▶ [WHAT YOU HAVE TO DO]: Within the data below, determine how many lines contain "screenshot" and supply only that figure.

(Entries from a dataset of interfaces)
· · · · · · ·

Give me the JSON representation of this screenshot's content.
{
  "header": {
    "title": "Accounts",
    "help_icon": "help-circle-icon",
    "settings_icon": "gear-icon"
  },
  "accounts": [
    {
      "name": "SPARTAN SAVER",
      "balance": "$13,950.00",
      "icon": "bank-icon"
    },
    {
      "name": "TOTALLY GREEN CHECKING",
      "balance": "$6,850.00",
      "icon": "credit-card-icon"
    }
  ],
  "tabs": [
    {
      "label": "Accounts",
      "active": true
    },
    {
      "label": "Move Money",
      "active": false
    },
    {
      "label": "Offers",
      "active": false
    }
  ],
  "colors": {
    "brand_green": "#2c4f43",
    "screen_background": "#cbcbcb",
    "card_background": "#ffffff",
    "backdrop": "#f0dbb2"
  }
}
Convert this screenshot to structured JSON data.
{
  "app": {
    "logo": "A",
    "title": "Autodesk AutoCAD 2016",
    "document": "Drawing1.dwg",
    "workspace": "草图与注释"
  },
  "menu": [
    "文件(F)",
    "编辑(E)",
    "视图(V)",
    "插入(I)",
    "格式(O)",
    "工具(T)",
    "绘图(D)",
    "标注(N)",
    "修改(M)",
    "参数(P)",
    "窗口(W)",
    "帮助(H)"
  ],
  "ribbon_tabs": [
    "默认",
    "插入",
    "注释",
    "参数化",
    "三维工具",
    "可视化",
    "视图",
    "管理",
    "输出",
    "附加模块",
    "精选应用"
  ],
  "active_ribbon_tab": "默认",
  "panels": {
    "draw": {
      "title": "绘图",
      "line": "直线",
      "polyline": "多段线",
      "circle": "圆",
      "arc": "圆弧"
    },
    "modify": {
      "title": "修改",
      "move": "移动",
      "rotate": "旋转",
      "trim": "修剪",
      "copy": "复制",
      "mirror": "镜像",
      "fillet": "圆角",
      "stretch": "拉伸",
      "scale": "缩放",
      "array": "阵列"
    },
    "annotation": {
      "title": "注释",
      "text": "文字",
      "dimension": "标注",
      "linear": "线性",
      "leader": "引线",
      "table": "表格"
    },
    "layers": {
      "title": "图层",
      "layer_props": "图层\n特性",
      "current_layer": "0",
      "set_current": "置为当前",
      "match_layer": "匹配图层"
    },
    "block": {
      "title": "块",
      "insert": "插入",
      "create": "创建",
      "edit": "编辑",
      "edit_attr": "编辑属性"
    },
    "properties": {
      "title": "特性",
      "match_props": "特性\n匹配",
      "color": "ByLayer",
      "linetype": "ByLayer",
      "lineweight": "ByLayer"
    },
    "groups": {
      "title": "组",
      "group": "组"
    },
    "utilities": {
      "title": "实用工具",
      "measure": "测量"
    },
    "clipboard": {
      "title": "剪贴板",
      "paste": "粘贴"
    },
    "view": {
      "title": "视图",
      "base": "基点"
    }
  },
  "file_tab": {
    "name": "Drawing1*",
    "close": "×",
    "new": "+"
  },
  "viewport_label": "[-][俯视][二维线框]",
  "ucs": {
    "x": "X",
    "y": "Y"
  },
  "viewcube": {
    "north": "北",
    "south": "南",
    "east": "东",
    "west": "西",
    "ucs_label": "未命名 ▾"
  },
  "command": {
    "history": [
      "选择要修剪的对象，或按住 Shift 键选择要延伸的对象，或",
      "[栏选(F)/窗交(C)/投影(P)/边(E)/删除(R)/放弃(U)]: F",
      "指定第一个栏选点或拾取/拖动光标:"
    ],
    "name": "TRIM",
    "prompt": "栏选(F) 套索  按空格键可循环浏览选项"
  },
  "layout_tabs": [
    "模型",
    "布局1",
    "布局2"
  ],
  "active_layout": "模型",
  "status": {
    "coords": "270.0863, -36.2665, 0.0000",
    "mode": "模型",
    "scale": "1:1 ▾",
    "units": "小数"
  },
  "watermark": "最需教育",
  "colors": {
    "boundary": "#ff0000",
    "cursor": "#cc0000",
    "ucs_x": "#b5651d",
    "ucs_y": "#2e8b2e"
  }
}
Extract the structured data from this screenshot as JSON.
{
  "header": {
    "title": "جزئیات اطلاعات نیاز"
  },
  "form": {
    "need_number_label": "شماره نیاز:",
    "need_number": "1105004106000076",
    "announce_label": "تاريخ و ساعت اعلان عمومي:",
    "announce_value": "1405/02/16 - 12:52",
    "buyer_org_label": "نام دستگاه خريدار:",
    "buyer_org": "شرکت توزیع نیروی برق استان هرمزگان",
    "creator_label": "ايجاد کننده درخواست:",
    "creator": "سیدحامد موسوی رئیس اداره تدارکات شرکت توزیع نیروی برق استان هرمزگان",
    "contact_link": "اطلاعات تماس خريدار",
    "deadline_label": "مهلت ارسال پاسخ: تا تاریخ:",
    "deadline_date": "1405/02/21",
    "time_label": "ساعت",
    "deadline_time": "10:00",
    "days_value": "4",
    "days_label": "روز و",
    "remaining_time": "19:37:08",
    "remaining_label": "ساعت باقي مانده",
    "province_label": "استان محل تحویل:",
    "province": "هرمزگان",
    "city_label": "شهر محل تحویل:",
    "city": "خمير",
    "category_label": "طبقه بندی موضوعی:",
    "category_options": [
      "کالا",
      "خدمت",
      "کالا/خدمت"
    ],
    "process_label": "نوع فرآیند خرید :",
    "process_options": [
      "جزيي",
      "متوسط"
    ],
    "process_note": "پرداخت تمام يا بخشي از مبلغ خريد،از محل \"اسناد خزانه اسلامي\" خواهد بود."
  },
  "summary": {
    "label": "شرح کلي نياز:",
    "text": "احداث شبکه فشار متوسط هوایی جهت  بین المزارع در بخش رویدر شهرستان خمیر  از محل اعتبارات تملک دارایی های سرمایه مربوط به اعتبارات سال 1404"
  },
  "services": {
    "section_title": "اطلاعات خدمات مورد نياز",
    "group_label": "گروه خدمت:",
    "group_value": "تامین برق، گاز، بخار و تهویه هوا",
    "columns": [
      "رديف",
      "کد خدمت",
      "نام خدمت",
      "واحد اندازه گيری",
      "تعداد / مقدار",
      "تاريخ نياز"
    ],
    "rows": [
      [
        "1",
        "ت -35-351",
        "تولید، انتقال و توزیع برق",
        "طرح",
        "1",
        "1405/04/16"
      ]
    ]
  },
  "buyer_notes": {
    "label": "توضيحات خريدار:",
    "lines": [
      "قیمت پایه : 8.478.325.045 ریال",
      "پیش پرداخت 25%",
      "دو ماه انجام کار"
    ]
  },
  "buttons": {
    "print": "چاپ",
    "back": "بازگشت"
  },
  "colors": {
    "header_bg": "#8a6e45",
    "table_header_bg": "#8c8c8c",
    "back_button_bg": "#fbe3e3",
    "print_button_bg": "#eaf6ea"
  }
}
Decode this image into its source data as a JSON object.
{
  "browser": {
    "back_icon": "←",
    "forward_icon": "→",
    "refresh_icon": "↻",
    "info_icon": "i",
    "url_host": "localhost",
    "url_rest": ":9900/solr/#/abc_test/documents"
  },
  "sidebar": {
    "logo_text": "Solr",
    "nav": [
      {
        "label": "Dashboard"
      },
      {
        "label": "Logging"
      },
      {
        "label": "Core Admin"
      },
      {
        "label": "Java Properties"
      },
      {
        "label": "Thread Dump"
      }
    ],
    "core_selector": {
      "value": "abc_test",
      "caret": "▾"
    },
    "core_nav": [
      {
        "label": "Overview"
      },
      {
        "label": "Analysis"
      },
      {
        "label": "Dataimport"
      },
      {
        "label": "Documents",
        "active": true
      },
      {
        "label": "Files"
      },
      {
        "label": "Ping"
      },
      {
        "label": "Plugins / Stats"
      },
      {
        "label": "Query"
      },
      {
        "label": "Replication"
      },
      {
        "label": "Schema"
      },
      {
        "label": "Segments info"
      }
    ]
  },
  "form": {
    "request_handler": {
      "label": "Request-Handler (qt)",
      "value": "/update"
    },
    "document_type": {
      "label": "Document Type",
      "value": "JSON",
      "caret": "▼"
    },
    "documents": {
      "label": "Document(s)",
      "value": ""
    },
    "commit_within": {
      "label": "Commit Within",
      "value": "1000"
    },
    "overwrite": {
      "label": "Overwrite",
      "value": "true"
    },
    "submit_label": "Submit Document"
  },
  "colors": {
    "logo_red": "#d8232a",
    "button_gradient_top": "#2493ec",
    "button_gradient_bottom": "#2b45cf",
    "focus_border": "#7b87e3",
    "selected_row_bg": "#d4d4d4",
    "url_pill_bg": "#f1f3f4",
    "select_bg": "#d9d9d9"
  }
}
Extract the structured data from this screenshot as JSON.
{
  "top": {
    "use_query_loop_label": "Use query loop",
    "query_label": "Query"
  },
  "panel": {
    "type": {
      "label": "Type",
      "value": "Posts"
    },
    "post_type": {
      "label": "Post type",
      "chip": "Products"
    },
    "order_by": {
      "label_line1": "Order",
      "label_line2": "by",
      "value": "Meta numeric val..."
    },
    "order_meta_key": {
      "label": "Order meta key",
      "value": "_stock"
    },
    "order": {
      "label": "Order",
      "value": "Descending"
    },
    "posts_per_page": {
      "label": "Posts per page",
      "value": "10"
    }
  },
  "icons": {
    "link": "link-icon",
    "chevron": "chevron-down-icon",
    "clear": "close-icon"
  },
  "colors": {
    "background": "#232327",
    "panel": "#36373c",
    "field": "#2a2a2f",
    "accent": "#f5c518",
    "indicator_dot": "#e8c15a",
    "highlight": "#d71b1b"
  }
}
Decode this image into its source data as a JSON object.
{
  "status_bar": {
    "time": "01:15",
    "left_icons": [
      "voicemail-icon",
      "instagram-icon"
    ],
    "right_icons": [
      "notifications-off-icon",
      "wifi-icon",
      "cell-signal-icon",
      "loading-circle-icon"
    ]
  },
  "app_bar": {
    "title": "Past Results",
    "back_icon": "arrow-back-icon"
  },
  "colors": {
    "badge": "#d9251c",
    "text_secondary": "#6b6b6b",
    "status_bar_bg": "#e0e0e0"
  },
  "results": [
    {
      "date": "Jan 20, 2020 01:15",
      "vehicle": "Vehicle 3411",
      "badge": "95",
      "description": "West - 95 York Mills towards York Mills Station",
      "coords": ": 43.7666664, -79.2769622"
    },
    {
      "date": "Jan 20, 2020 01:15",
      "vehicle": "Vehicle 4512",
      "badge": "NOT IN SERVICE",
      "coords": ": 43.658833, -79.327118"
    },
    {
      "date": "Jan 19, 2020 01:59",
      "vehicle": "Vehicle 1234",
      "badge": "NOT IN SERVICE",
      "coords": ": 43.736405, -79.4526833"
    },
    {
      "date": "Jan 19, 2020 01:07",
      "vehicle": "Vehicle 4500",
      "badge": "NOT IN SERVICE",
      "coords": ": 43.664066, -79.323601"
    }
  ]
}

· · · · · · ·

▶ [EXERCISE OUTPUT]: 4